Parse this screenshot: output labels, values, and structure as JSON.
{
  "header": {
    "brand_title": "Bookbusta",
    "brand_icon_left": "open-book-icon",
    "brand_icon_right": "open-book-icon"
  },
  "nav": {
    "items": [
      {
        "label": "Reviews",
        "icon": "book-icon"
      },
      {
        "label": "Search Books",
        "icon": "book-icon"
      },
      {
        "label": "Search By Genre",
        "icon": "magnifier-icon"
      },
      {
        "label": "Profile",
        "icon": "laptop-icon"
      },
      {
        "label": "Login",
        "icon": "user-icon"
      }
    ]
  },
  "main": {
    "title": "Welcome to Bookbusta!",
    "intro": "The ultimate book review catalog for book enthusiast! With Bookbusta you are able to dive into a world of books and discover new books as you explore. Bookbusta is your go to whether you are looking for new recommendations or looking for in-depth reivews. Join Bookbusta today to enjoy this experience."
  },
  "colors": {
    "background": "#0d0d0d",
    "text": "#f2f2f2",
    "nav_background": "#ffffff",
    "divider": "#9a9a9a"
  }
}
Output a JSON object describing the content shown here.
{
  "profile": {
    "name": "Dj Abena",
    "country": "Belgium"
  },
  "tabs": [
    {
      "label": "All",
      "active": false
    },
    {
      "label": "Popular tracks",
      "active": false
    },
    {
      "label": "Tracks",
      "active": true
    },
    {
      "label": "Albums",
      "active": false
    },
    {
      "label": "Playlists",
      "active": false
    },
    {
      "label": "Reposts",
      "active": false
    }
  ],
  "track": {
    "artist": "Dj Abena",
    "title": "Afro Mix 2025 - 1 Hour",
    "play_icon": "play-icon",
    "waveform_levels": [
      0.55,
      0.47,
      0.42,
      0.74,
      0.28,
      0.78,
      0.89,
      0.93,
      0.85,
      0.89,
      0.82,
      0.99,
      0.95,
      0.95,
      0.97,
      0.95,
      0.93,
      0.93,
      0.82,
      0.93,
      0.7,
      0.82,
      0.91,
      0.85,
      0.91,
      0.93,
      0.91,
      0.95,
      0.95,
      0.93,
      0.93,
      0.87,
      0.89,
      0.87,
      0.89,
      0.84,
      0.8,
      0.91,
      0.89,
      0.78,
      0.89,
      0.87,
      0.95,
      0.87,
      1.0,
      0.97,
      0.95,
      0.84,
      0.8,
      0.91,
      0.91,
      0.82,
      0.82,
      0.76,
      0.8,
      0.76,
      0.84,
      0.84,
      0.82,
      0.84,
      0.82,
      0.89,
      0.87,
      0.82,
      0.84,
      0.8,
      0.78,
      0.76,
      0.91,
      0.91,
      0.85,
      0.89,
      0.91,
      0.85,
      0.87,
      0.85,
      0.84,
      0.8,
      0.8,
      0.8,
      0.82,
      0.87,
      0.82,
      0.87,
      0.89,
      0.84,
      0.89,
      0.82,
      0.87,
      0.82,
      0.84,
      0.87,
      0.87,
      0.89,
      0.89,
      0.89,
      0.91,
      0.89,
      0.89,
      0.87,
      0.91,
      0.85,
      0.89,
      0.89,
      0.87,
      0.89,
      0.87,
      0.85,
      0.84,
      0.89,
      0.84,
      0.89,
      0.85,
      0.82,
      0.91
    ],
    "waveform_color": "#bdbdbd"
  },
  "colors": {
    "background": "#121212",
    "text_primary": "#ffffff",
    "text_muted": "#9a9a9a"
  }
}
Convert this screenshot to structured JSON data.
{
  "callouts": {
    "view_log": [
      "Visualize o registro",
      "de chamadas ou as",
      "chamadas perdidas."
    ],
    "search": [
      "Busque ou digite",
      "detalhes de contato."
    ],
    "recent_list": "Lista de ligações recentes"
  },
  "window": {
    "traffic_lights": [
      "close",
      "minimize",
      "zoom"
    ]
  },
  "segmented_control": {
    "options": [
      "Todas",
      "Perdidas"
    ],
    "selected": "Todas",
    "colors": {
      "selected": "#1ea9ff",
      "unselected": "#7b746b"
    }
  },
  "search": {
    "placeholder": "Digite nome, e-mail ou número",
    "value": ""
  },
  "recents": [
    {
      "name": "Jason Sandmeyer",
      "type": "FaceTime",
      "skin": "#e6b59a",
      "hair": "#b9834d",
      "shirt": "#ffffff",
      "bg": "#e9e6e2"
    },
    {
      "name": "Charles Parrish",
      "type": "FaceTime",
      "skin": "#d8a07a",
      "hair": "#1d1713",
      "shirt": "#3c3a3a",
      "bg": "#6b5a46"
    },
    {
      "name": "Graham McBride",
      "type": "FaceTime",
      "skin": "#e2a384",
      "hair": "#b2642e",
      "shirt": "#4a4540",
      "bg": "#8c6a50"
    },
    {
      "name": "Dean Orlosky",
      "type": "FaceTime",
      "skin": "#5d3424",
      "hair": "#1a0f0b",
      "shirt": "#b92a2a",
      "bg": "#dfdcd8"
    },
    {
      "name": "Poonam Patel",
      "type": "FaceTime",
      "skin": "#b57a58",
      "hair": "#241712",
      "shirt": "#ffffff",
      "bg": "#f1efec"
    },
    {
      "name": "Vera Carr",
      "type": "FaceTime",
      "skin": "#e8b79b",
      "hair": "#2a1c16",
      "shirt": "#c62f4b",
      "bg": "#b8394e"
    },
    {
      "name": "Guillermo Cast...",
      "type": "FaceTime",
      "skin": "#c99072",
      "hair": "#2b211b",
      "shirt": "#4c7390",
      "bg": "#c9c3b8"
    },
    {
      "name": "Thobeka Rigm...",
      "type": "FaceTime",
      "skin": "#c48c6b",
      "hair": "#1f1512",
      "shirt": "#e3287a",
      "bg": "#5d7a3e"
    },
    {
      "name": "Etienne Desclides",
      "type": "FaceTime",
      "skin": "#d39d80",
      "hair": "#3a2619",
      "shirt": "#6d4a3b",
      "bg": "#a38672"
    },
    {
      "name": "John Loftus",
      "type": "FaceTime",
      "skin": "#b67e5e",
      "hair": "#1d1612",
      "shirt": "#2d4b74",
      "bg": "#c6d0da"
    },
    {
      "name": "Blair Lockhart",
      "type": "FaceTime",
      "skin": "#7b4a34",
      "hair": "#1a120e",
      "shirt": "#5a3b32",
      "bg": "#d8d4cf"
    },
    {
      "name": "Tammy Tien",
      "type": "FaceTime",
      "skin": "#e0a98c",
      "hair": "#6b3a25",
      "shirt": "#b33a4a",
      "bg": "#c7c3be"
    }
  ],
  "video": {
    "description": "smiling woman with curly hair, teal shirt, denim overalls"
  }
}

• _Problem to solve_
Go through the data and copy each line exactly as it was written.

• _Reply to the exercise_
Parse this screenshot: output labels, values, and structure as JSON.
{
  "header": {
    "brand_title": "Bookbusta",
    "brand_icon_left": "open-book-icon",
    "brand_icon_right": "open-book-icon"
  },
  "nav": {
    "items": [
      {
        "label": "Reviews",
        "icon": "book-icon"
      },
      {
        "label": "Search Books",
        "icon": "book-icon"
      },
      {
        "label": "Search By Genre",
        "icon": "magnifier-icon"
      },
      {
        "label": "Profile",
        "icon": "laptop-icon"
      },
      {
        "label": "Login",
        "icon": "user-icon"
      }
    ]
  },
  "main": {
    "title": "Welcome to Bookbusta!",
    "intro": "The ultimate book review catalog for book enthusiast! With Bookbusta you are able to dive into a world of books and discover new books as you explore. Bookbusta is your go to whether you are looking for new recommendations or looking for in-depth reivews. Join Bookbusta today to enjoy this experience."
  },
  "colors": {
    "background": "#0d0d0d",
    "text": "#f2f2f2",
    "nav_background": "#ffffff",
    "divider": "#9a9a9a"
  }
}
Output a JSON object describing the content shown here.
{
  "profile": {
    "name": "Dj Abena",
    "country": "Belgium"
  },
  "tabs": [
    {
      "label": "All",
      "active": false
    },
    {
      "label": "Popular tracks",
      "active": false
    },
    {
      "label": "Tracks",
      "active": true
    },
    {
      "label": "Albums",
      "active": false
    },
    {
      "label": "Playlists",
      "active": false
    },
    {
      "label": "Reposts",
      "active": false
    }
  ],
  "track": {
    "artist": "Dj Abena",
    "title": "Afro Mix 2025 - 1 Hour",
    "play_icon": "play-icon",
    "waveform_levels": [
      0.55,
      0.47,
      0.42,
      0.74,
      0.28,
      0.78,
      0.89,
      0.93,
      0.85,
      0.89,
      0.82,
      0.99,
      0.95,
      0.95,
      0.97,
      0.95,
      0.93,
      0.93,
      0.82,
      0.93,
      0.7,
      0.82,
      0.91,
      0.85,
      0.91,
      0.93,
      0.91,
      0.95,
      0.95,
      0.93,
      0.93,
      0.87,
      0.89,
      0.87,
      0.89,
      0.84,
      0.8,
      0.91,
      0.89,
      0.78,
      0.89,
      0.87,
      0.95,
      0.87,
      1.0,
      0.97,
      0.95,
      0.84,
      0.8,
      0.91,
      0.91,
      0.82,
      0.82,
      0.76,
      0.8,
      0.76,
      0.84,
      0.84,
      0.82,
      0.84,
      0.82,
      0.89,
      0.87,
      0.82,
      0.84,
      0.8,
      0.78,
      0.76,
      0.91,
      0.91,
      0.85,
      0.89,
      0.91,
      0.85,
      0.87,
      0.85,
      0.84,
      0.8,
      0.8,
      0.8,
      0.82,
      0.87,
      0.82,
      0.87,
      0.89,
      0.84,
      0.89,
      0.82,
      0.87,
      0.82,
      0.84,
      0.87,
      0.87,
      0.89,
      0.89,
      0.89,
      0.91,
      0.89,
      0.89,
      0.87,
      0.91,
      0.85,
      0.89,
      0.89,
      0.87,
      0.89,
      0.87,
      0.85,
      0.84,
      0.89,
      0.84,
      0.89,
      0.85,
      0.82,
      0.91
    ],
    "waveform_color": "#bdbdbd"
  },
  "colors": {
    "background": "#121212",
    "text_primary": "#ffffff",
    "text_muted": "#9a9a9a"
  }
}
Convert this screenshot to structured JSON data.
{
  "callouts": {
    "view_log": [
      "Visualize o registro",
      "de chamadas ou as",
      "chamadas perdidas."
    ],
    "search": [
      "Busque ou digite",
      "detalhes de contato."
    ],
    "recent_list": "Lista de ligações recentes"
  },
  "window": {
    "traffic_lights": [
      "close",
      "minimize",
      "zoom"
    ]
  },
  "segmented_control": {
    "options": [
      "Todas",
      "Perdidas"
    ],
    "selected": "Todas",
    "colors": {
      "selected": "#1ea9ff",
      "unselected": "#7b746b"
    }
  },
  "search": {
    "placeholder": "Digite nome, e-mail ou número",
    "value": ""
  },
  "recents": [
    {
      "name": "Jason Sandmeyer",
      "type": "FaceTime",
      "skin": "#e6b59a",
      "hair": "#b9834d",
      "shirt": "#ffffff",
      "bg": "#e9e6e2"
    },
    {
      "name": "Charles Parrish",
      "type": "FaceTime",
      "skin": "#d8a07a",
      "hair": "#1d1713",
      "shirt": "#3c3a3a",
      "bg": "#6b5a46"
    },
    {
      "name": "Graham McBride",
      "type": "FaceTime",
      "skin": "#e2a384",
      "hair": "#b2642e",
      "shirt": "#4a4540",
      "bg": "#8c6a50"
    },
    {
      "name": "Dean Orlosky",
      "type": "FaceTime",
      "skin": "#5d3424",
      "hair": "#1a0f0b",
      "shirt": "#b92a2a",
      "bg": "#dfdcd8"
    },
    {
      "name": "Poonam Patel",
      "type": "FaceTime",
      "skin": "#b57a58",
      "hair": "#241712",
      "shirt": "#ffffff",
      "bg": "#f1efec"
    },
    {
      "name": "Vera Carr",
      "type": "FaceTime",
      "skin": "#e8b79b",
      "hair": "#2a1c16",
      "shirt": "#c62f4b",
      "bg": "#b8394e"
    },
    {
      "name": "Guillermo Cast...",
      "type": "FaceTime",
      "skin": "#c99072",
      "hair": "#2b211b",
      "shirt": "#4c7390",
      "bg": "#c9c3b8"
    },
    {
      "name": "Thobeka Rigm...",
      "type": "FaceTime",
      "skin": "#c48c6b",
      "hair": "#1f1512",
      "shirt": "#e3287a",
      "bg": "#5d7a3e"
    },
    {
      "name": "Etienne Desclides",
      "type": "FaceTime",
      "skin": "#d39d80",
      "hair": "#3a2619",
      "shirt": "#6d4a3b",
      "bg": "#a38672"
    },
    {
      "name": "John Loftus",
      "type": "FaceTime",
      "skin": "#b67e5e",
      "hair": "#1d1612",
      "shirt": "#2d4b74",
      "bg": "#c6d0da"
    },
    {
      "name": "Blair Lockhart",
      "type": "FaceTime",
      "skin": "#7b4a34",
      "hair": "#1a120e",
      "shirt": "#5a3b32",
      "bg": "#d8d4cf"
    },
    {
      "name": "Tammy Tien",
      "type": "FaceTime",
      "skin": "#e0a98c",
      "hair": "#6b3a25",
      "shirt": "#b33a4a",
      "bg": "#c7c3be"
    }
  ],
  "video": {
    "description": "smiling woman with curly hair, teal shirt, denim overalls"
  }
}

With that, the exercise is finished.